Wedding rings are powerful. Until you have one, you don’t realize how much meaningful weight they carry.
These circular items represent a promise to spend a lifetime with another person through the dark times and even darker times. The only time Jenny or I remove ours is when there’s a chance it could get lost or damaged. Recently, I had a scare that mine was gone for good. It allowed me a chance to remember how important that little hunk of expensive jewelry is to my life.
I’d be far more disappointed if Jenny lost her wedding ring than if I lost mine. The ring she wears represents how much I love her. By losing it, she’d essentially tell me she doesn’t like me anymore. Which, by the way, she verbally says regularly in a teasing manner.

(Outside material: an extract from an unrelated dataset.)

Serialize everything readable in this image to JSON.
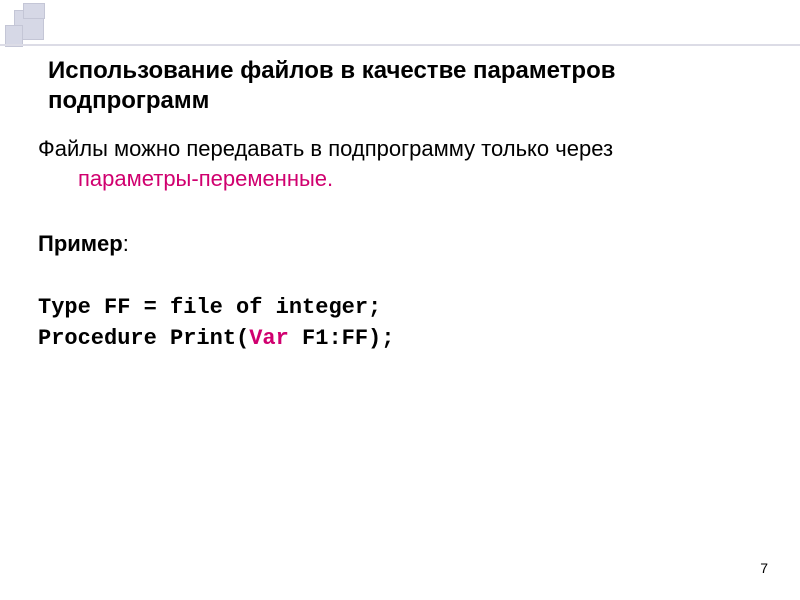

That said, Jenny feels the same way. So, losing my own wedding ring would be devastating because of how much it would hurt my wife. We’re both pretty careful about never misplacing them. Mistakes do happen, like the one I nearly fooled myself into thinking occurred the other day.
It all began with a nasty splinter in my left ring finger. I was moving a piece of wood at work (I’m a professional beaver, by the way) and my soft, sensitive skin was damaged. I thought the wood was removed, but later on in the day when Jenny touched my hand I realized something was still lodged in there.
Jenny used her caring talents to help remove the splinter from my paw. Before she did, I soaked my hand in warm water to make it easier. Because this involved putting my ring under water for 5-10 minutes, I decided to remove the symbol of our love during my medical treatment. I’m not one to waterboard something I care about even if it’s an inanimate object. Once the splinter was removed, I went to bed thinking I was all set for the next morning.
Unfortunately, the band-aid that replaced my ring tricked me into thinking it was still on my finger. I move a lot based on feel. For instance, I always have my cell phone in my left pocket. If someone put a piece of poop in there weighing about the same, I wouldn’t know the difference until I reach in and the whole thing falls apart.
My morning routine includes preparing for work then going back to sleep as quickly as possible until I absolutely must leave. This lack of attention to detail led to me leaving for work without a ring on my finger. It took me a few hours before I realized instead of a wedding ring I was showing off a bloody band-aid. I sent a frantic text message to Jenny hoping she could clarify the ring’s location. She did and I felt a lot more at ease knowing I didn’t completely screw up our marriage.
I wouldn’t say Jenny and I are very materialistic at all. The things we love have sentimental value. Nothing in our lives has more of it than the rings we wear. Going forward, I’ll be sure to pay a little closer attention to where it is.